# [MATERIAL PROVIDED]

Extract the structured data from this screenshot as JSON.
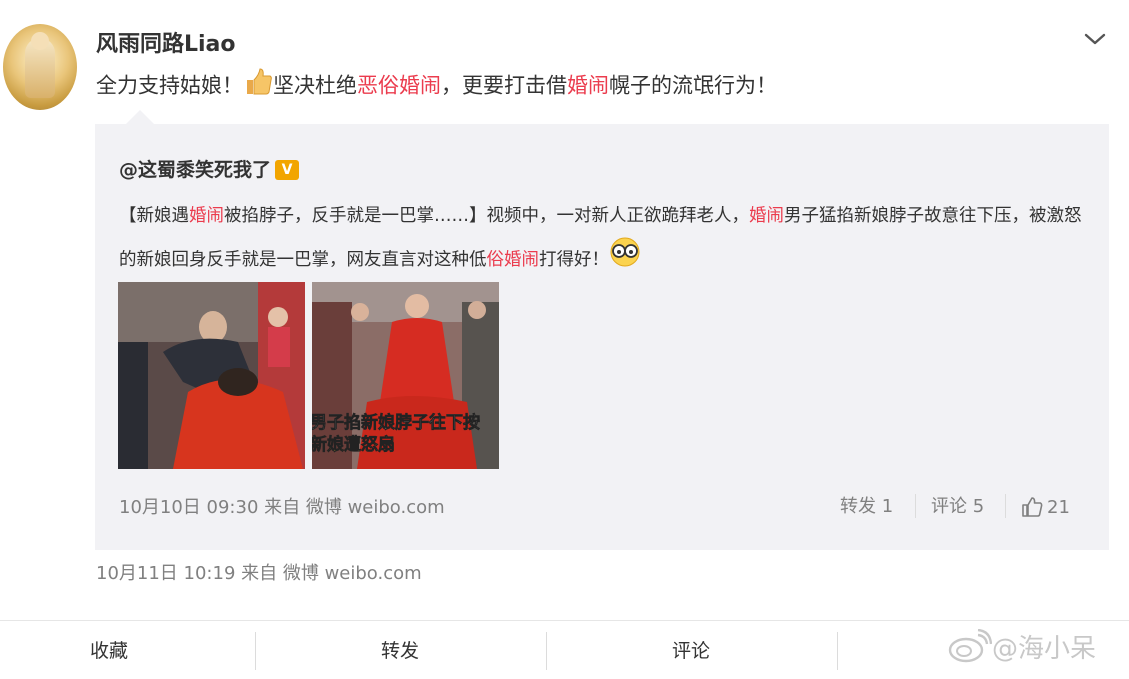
{
  "post": {
    "username": "风雨同路Liao",
    "text_parts": [
      "全力支持姑娘！",
      "坚决杜绝",
      "恶俗婚闹",
      "，更要打击借",
      "婚闹",
      "幌子的流氓行为！"
    ],
    "timestamp": "10月11日 10:19 来自 微博 weibo.com"
  },
  "repost": {
    "username": "@这蜀黍笑死我了",
    "badge": "V",
    "text_parts": [
      "【新娘遇",
      "婚闹",
      "被掐脖子，反手就是一巴掌……】视频中，一对新人正欲跪拜老人，",
      "婚闹",
      "男子猛掐新娘脖子故意往下压，被激怒的新娘回身反手就是一巴掌，网友直言对这种低",
      "俗婚闹",
      "打得好！"
    ],
    "images": [
      {
        "caption": ""
      },
      {
        "caption_line1": "男子掐新娘脖子往下按",
        "caption_line2": "新娘遭怒扇"
      }
    ],
    "timestamp": "10月10日 09:30 来自 微博 weibo.com",
    "repost_label": "转发 1",
    "comment_label": "评论 5",
    "like_count": "21"
  },
  "bottom_bar": {
    "favorite": "收藏",
    "repost": "转发",
    "comment": "评论"
  },
  "watermark": "@海小呆",
  "colors": {
    "highlight": "#eb3c4e",
    "panel": "#f2f2f5",
    "muted": "#808080"
  },
  "icons": [
    "chevron-down-icon",
    "thumbs-up-emoji",
    "verified-badge-icon",
    "glasses-emoji",
    "like-icon",
    "weibo-logo-icon"
  ]
}
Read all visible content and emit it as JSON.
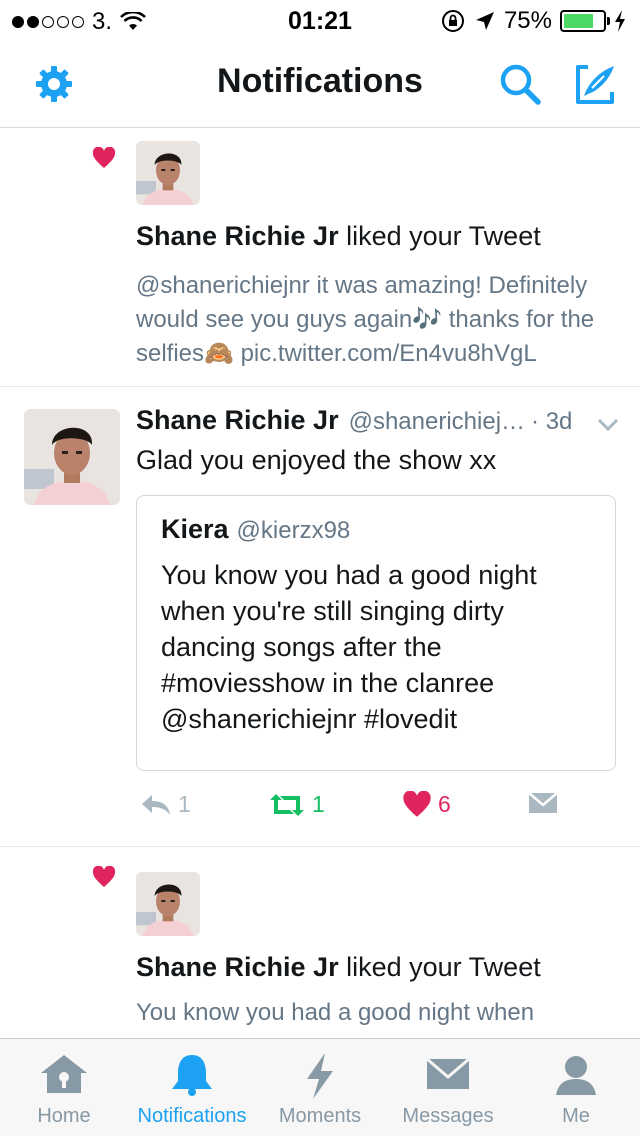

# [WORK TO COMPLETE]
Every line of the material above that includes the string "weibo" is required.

# [SOLVED PROBLEM]
    "timestamp": "10月11日 10:19 来自 微博 weibo.com"
    "timestamp": "10月10日 09:30 来自 微博 weibo.com",
    "weibo-logo-icon"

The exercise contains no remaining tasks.